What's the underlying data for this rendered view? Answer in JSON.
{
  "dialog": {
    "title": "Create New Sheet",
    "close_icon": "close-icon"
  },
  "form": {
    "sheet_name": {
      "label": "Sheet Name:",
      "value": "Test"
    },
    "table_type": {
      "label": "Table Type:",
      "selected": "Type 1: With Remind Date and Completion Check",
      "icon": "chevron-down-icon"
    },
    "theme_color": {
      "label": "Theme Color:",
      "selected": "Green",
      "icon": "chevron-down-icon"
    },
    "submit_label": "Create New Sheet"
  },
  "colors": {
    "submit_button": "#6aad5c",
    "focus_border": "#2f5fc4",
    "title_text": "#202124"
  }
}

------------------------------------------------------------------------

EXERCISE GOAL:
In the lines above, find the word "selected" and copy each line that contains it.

ANSWER TO THIS EXERCISE:
      "selected": "Type 1: With Remind Date and Completion Check",
      "selected": "Green",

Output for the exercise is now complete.